The Charger Blog

Health Sciences Professor Publishes Impactful Research in Prestigious Journal

In collaboration with his former Harvard colleagues, Alvin Tran, Sc.D., MPH is a co-author of a new academic paper recently published in the American Journal of Preventive Medicine exploring patterns in how sexual-minority men notice and respond to the calorie labels on restaurant menus.

November 3, 2023

By Renee Chmiel, Office of Marketing and Communications

Photo courtesy of iStock

When many restaurant chains were first required by law to include calorie totals on their menus, Alvin Tran, Sc.D., MPH was hungry to learn more. He wondered if these labels worked. Did they really inspire consumers to make healthier choices?

The research, he learned, had yielded mixed results. As a researcher, he was eager to contribute his own data. His own work focuses on the intersection of body image, disordered eating behaviors, health policy, and racial and sexual minority health, and he wanted to explore the impact these labels have on sexual minority men.

"As a researcher who has studied both public health nutrition and body image, I began to question if there are unintended consequences of the labels as well," explains Dr. Tran, an assistant professor in the University’s Department of Population Health and Leadership. "For example, will they do more harm than good for people recovering from eating disorders and body-image concerns?"

'A novel finding'

When he joined the University in 2019, Dr. Tran launched the Men’s Body Project, a study exploring health-related behaviors among sexual-minority men. After launching an online survey to collect data from more than 500 sexual-minority men across the United States, he had a reliable dataset to use in his research and in his work with students.

Alvin Tran
Alvin Tran, Sc.D., MPH

The dataset proved to invaluable in helping to understand how sexual minority men responded to calorie labels. Dr. Tran oversaw a study conducted in collaboration with two Harvard University researchers, serving as senior author. They found that approximately half the participants reported noticing the calorie labels, and they were more likely to report engaging in disordered eating behaviors. Most often, they reported ordering fewer calories. The researchers also found that disordered eating behaviors were associated with behavior changes in response to calorie information.

"Overall, I wasn’t too surprised, as the findings confirmed my own suspicions," says Dr. Tran, who is currently on a public-service leave of absence with the Advanced Research Projects Agency for Health (ARPA-H). "This was a novel finding as it contributed to the limited, but growing, literature on the impact of menu labeling. That said, the finding of an association between disordered eating and behavior changes in response to calorie information was concerning. While the information may be helpful to some, it can also be triggering to others."
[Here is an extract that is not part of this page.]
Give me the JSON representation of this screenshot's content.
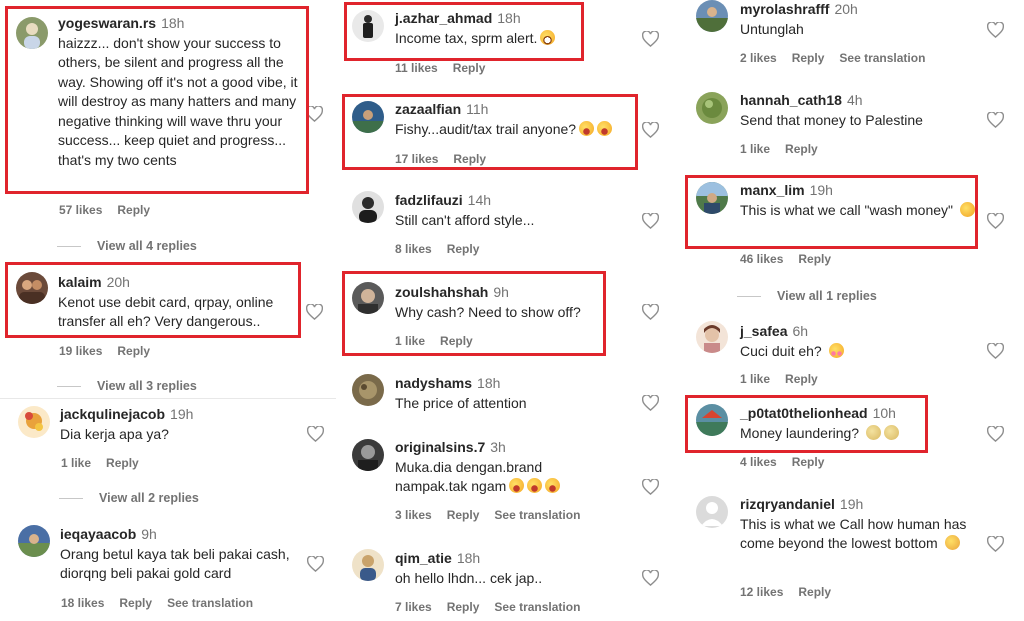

'Start a larger, productive conversation'

Director of the University’s WeEmbody (or WE) Lab, a working group of public health professionals and students, Dr. Tran has used the data to publish numerous studies with his students and to inform public health practice and policies. Since 2019, the WE Lab has published at least 10 peer-reviewed articles, often with University of New Haven students serving as co-authors.

This latest paper was particularly meaningful for Dr. Tran. Not only was the research published in the prestigious American Journal of Preventive Medicine, it also included Dr. Tran’s former colleagues from the Harvard T.H. Chan School of Public Health, where he completed his doctoral research on public health nutrition.

The researchers plan to continue to analyze the treasure trove of information in the dataset from the Men’s Body Project. Dr. Tran is excited to continue to learn as much as he can to help inform food and nutrition policy. He also hopes this newest research and the results that suggest diverse communities respond to calorie labels differently will yield more understanding, as well as continued conversations about how to best promote health.

"One group may be more focused on promoting weight loss and fighting obesity while another is promoting body positivity and acceptance," explains Dr. Tran. "I am hoping the results will start a larger, productive conversation between those who represent the nutrition, body image, and eating disorders prevention fields. While they all aim to promote and maintain health, there’s a lot of disagreement on strategies when it comes to patients and members of the public."